That presents a challenge to Washington. After all, ISIS is likely to become a severe threat to American security. Letting it seize more territory and more resources—including key oil sites and, allegedly, hundreds of millions of dollars worth of currency in Mosul’s banks—is extremely risky. A de facto Sunni state stretching across Syria and Iraq would impart centrifugal forces to the region. Would Kurdistan rise, with Kurds in Turkey, Syria, and Iran feeling the pull? Would the non-Sunni regions of Iraq and Syria effectively become their own countries? Would Lebanon reignite? Iran appears poised to gain greater influence over what is left of Iraq as the Iraqi government grows desperate—and if the leading Shia seminaries of Najaf are endangered to the point that clerics move to Qom, Najaf’s Iranian rival for Shia leadership, Iran might gain expanded religious influence for many years. And further ISIS advances will only intensify sectarian confrontation and encourage radicalism on all sides.
Yet intervening on behalf of the al-Maliki government would present its own problems. Iraqi Sunnis would see America as taking sides in a sectarian conflict. ISIS would be left with no doubt that America is its mortal enemy, and might feel it needs to put more energy into attacks on Americans. America would be fighting on Iran’s side, and effectively on Bashar al-Assad’s side, too. And it would be fighting to preserve the old colonial boundaries, which in the long term might be the greater source of regional instability. The logical tensions in such a policy might lead to a broader American realignment: pulling back from the Sunni Arabs and getting closer to Iran, Assad and other regional minorities. The Kurdish seizure of Kirkuk might simultaneously raise questions about America’s approach to Kurdistan and to Turkey—and changes here might ultimately prove to be at cross purposes with actions to protect the territorial integrity of Iraq. Middle East observers have been anticipating these possibilities for years now, and many have advocated both shifts. Yet making a major strategic change at a rushed pace during a massive regional conflict is extraordinarily risky. Complications would be all but certain.
Iraq, for America, is at risk of becoming a new Pakistan: a destabilizing, entangling and two-faced ally, yet one to whom we have no good alternative.
John Allen Gay is an assistant managing editor at The National Interest.
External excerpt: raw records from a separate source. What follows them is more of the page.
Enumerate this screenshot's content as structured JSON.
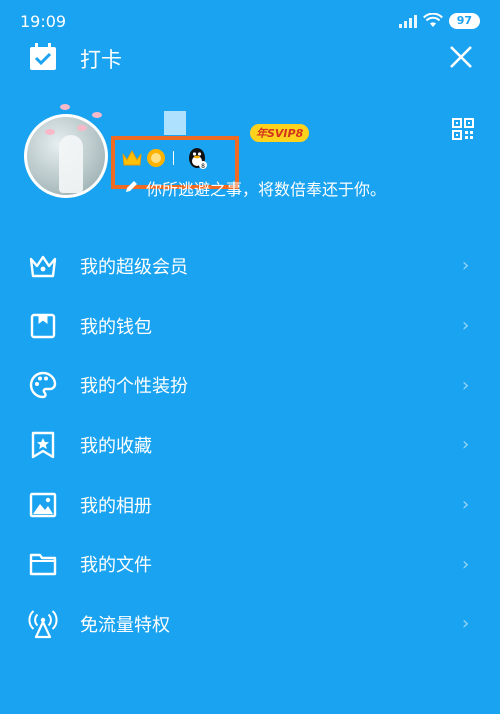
{
  "status_bar": {
    "time": "19:09",
    "battery": "97"
  },
  "header": {
    "checkin_label": "打卡"
  },
  "profile": {
    "svip_badge": "年SVIP8",
    "signature": "你所逃避之事，将数倍奉还于你。"
  },
  "menu": [
    {
      "label": "我的超级会员",
      "icon": "crown-outline-icon"
    },
    {
      "label": "我的钱包",
      "icon": "wallet-icon"
    },
    {
      "label": "我的个性装扮",
      "icon": "palette-icon"
    },
    {
      "label": "我的收藏",
      "icon": "bookmark-star-icon"
    },
    {
      "label": "我的相册",
      "icon": "image-icon"
    },
    {
      "label": "我的文件",
      "icon": "folder-icon"
    },
    {
      "label": "免流量特权",
      "icon": "antenna-icon"
    }
  ],
  "colors": {
    "background": "#1aa3f0",
    "highlight": "#ef6a22",
    "badge": "#ffd21e"
  }
}
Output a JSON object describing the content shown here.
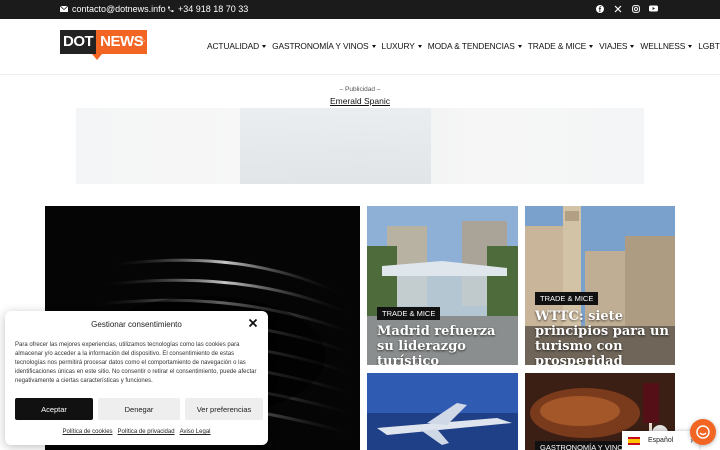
{
  "topbar": {
    "email": "contacto@dotnews.info",
    "phone": "+34 918 18 70 33",
    "socials": [
      "facebook-icon",
      "x-icon",
      "instagram-icon",
      "youtube-icon"
    ]
  },
  "header": {
    "logo_dot": "DOT",
    "logo_news": "NEWS",
    "logo_info": "INFO",
    "nav": [
      "ACTUALIDAD",
      "GASTRONOMÍA Y VINOS",
      "LUXURY",
      "MODA & TENDENCIAS",
      "TRADE & MICE",
      "VIAJES",
      "WELLNESS",
      "LGBT"
    ]
  },
  "ad": {
    "label": "– Publicidad –",
    "link": "Emerald Spanic"
  },
  "cards": [
    {
      "tag": "TRADE & MICE",
      "title": "Madrid refuerza su liderazgo turístico"
    },
    {
      "tag": "TRADE & MICE",
      "title": "WTTC: siete principios para un turismo con prosperidad compartida"
    },
    {
      "tag": "",
      "title": ""
    },
    {
      "tag": "GASTRONOMÍA Y VINOS",
      "title": ""
    }
  ],
  "consent": {
    "title": "Gestionar consentimiento",
    "text": "Para ofrecer las mejores experiencias, utilizamos tecnologías como las cookies para almacenar y/o acceder a la información del dispositivo. El consentimiento de estas tecnologías nos permitirá procesar datos como el comportamiento de navegación o las identificaciones únicas en este sitio. No consentir o retirar el consentimiento, puede afectar negativamente a ciertas características y funciones.",
    "accept": "Aceptar",
    "deny": "Denegar",
    "prefs": "Ver preferencias",
    "links": [
      "Política de cookies",
      "Política de privacidad",
      "Aviso Legal"
    ]
  },
  "language": {
    "label": "Español"
  },
  "colors": {
    "accent": "#f26522",
    "dark": "#111111"
  }
}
He is coauthor of War with Iran: Political, Military, and Economic Consequences (Rowman and Littlefield, 2013). He tweets at @JohnAllenGay.